Over the past dozen years, the lure of regulating the Internet has proven irresistible to legislators. For example, in the 109th Congress, almost 1,100 introduced bills referenced the word "Internet." Although this legislative activity doesn’t always come to fruition, hundreds of Internet laws have been passed by Congress and the states. This body of work is now large enough that we can identify some winners and losers. So in the spirit of good fun, I offer an opinionated list of my personal votes for the best and worst Internet statutes in the United States.
Best Internet Laws
With my libertarian leanings, it should not be surprising that my list of good Internet laws is both brief and skewed toward laws that minimize the scope of Internet regulation.
Many people mistakenly think that this law eliminated sales tax for purchases over the Internet. It didn’t (if you don’t pay sales tax, you owe use taxes on those purchases). Instead, the law placed a temporary moratorium on states enacting Internet access taxes or e-commerce–specific taxes. By freezing new taxes, the law forestalled a tax frenzy during the dot-com boom. The current moratorium expires in November, but Congress is proposing to extend the law permanently (see the Permanent Internet Tax Freedom Act of 2007: S. 156 & H.R. 743). To which I say amen!
#1: 47 USC 230
This law was enacted in 1996 (as part of the Communications Decency Act, discussed below) during the heyday of the cyberspace exceptionalism movement—about the same time as Barlow’s Declaration of Independence and Johnson/Post’s Internet self-governance article.
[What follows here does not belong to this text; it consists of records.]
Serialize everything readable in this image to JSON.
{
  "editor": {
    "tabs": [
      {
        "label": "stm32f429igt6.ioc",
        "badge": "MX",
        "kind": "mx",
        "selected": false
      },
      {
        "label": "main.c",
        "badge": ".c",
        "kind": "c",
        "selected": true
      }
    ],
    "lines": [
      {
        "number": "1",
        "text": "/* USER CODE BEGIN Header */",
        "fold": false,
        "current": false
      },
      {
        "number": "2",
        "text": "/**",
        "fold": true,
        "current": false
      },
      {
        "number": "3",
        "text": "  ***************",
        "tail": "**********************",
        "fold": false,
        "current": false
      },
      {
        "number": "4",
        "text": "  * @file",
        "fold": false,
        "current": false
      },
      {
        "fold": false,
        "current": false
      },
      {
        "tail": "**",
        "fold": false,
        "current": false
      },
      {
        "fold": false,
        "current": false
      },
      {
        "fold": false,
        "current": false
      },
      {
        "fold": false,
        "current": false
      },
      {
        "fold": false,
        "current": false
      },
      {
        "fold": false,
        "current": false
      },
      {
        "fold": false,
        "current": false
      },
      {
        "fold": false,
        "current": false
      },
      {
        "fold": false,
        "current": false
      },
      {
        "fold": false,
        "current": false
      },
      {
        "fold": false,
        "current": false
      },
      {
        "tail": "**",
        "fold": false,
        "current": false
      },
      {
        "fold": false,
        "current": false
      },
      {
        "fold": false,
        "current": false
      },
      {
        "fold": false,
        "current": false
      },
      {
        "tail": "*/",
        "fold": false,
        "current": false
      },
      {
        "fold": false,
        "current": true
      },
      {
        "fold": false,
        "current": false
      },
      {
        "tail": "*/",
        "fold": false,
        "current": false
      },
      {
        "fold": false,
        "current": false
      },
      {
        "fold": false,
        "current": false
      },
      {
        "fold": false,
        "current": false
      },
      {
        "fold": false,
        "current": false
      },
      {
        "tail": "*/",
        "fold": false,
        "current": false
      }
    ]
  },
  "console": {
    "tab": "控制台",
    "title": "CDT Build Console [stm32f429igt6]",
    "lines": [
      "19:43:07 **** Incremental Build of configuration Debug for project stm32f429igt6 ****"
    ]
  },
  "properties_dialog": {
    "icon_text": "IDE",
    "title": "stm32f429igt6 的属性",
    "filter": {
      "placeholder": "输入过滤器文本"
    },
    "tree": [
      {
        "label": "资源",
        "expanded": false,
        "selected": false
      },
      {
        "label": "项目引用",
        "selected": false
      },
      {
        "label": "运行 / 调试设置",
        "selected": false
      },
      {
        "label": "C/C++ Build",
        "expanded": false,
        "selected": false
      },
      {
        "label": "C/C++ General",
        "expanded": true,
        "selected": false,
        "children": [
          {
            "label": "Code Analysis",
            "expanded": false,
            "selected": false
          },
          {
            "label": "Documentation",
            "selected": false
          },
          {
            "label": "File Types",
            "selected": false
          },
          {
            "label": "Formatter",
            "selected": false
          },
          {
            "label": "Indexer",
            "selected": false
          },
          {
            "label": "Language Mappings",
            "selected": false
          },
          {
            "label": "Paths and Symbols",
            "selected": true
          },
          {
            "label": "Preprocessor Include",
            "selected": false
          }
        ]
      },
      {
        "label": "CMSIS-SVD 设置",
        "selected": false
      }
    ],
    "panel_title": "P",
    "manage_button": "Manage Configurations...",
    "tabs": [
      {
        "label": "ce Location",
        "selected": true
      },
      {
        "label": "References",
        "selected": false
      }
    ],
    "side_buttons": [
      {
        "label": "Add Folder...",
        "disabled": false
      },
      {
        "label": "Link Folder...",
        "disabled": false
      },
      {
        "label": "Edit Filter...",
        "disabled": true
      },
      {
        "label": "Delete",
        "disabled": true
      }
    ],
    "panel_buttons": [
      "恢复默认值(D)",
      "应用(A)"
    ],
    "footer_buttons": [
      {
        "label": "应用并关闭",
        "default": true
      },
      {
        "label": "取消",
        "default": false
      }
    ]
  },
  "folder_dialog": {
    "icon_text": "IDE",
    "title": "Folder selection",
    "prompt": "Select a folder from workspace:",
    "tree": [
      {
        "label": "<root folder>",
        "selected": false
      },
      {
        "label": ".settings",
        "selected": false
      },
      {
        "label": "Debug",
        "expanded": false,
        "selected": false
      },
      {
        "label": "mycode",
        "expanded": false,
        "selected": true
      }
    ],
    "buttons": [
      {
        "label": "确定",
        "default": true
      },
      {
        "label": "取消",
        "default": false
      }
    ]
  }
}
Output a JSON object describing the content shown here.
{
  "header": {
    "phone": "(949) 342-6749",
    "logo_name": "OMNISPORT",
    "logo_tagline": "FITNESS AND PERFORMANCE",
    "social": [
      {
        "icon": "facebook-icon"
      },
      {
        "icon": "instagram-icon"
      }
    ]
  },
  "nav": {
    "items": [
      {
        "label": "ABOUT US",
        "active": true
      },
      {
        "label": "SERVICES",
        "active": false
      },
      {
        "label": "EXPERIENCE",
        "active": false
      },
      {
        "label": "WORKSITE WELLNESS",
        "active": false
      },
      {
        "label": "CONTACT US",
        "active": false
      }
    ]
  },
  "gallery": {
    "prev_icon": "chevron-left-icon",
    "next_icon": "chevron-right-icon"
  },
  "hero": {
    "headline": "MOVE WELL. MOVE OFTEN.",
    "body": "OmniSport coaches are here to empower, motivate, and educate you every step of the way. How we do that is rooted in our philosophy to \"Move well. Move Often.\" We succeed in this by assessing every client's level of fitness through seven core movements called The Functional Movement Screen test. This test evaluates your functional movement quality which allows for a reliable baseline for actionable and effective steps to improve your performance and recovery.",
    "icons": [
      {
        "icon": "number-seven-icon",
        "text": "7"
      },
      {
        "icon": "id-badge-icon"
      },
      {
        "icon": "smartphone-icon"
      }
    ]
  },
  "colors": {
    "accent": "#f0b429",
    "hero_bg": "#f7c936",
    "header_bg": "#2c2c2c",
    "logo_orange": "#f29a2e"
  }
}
Indeed, this law is one of the most conspicuous examples of how a legislative body has set different rules for physical space and cyberspace. In this case, the law provides websites and other intermediaries a near-absolute immunization from liability for their users’ content—even if offline publishers would be liable for publishing the exact same user content in dead trees.
It’s hard to overstate the importance of this law to the Internet’s evolution. Without this law, all Internet content probably would be subject to a notice-and-takedown regime like we have for copyright law (see discussion about the DMCA Online Safe Harbors below). If websites had to remove user content upon notice to avoid liability, they would act conservatively, quickly pulling down complained-about content without much fuss. So, any company unhappy with negative consumer comments could simply contact the web host, claim that the comments were defamatory (making the web host potentially liable for the content), and expect the web host to scramble to take down the user’s comment.
But in this takedown melee, only negative remarks would be targeted (there would be no legal grounds—or reason—to target positive comments). Thus, notice-and-takedown rules would result in "lopsided" databases in which only positive opinions/commentary would remain, but many negative comments could be quickly excised. This would ruin the capability of the consumer opinion sites (for example, eBay’s feedback forum and Amazon product reviews) to hold people and companies accountable for their choices. Indeed, by undermining the credibility of Internet content generally, a notice-and-takedown scheme could diminish the Internet’s vitality as a mainstream information resource.
47 USC 230 eliminates the notice-and-takedown option for people and companies trying to escape accountability. As a result, 47 USC 230 is a big part of the reason why the Internet has been such a massive success.